The EU executive has granted France two more years to bring its budget deficit below the bloc's limit of 3 percent of GDP. While avoiding a fine for now, Paris must now present new reform proposals.
Following a regular review of some national budgets, the European Commission said Wednesday it would give France two extra years to fix its budget deficit, making clear that Paris would not have to pay a fine for now.
Likewise, there would be no immediate punitive action against Belgium and Italy, which had also been under scrutiny for excessive new borrowing.
The EU executive said France now had until 2017 to bring its budget deficit below the limit of 3 percent of gross national budget (GDP), after the government missed an already extended deadline for 2015.
Off the hook again
Since 2001, France has had a deficit below 3 percent only in 2006 and 2007 and has repeatedly missed consolidation deadlines, raising eyebrows in Brussels.

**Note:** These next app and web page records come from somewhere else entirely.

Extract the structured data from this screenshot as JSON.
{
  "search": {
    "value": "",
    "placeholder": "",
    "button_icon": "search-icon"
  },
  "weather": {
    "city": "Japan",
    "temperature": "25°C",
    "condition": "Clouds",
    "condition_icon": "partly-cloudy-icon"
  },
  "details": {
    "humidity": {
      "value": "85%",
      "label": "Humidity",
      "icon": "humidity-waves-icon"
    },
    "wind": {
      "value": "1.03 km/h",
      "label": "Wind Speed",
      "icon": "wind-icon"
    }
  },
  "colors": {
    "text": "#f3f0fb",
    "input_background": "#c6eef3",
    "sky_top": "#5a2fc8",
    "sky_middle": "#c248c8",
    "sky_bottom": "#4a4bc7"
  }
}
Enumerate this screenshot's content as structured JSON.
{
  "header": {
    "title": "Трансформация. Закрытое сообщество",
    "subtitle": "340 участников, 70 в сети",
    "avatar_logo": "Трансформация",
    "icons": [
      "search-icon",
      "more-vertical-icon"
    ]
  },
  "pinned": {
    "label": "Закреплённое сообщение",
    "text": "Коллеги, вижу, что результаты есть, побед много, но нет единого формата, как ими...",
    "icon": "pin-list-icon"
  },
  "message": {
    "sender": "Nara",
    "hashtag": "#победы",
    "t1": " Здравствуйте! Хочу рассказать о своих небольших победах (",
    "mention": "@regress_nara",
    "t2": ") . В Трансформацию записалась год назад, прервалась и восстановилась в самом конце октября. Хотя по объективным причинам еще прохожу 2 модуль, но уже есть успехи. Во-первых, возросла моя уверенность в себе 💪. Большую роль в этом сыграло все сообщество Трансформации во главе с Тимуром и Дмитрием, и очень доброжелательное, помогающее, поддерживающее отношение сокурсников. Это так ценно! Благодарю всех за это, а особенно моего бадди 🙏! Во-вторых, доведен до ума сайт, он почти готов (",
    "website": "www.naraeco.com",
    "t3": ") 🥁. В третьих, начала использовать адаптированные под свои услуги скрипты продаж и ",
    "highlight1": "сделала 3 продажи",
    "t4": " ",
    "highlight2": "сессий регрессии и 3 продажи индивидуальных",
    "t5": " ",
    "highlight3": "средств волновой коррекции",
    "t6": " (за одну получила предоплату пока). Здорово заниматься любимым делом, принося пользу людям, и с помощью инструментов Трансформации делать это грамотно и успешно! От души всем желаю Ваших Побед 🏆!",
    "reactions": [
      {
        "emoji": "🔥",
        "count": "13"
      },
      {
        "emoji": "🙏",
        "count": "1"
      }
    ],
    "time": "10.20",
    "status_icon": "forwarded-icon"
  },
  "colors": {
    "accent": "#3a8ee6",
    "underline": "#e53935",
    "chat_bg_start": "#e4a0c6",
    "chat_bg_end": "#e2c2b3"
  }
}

The extended deadline for France will come at a cost, Commission Vice President Valdis Dombrovskis (pictured) told reporters at a news conference, hinting at the need for Paris to submit fresh and more far-reaching reform proposals to cut its current deficit.
"France has already announced reforms in the past few days," EU Economic Affairs Commissioner Pierre Moscovici - himself a Frenchman - said in a statement. "We expect France to present a more complete national reform program in April, which we'll consider in May."
hg/sgb (dpa, Reuters, AFP)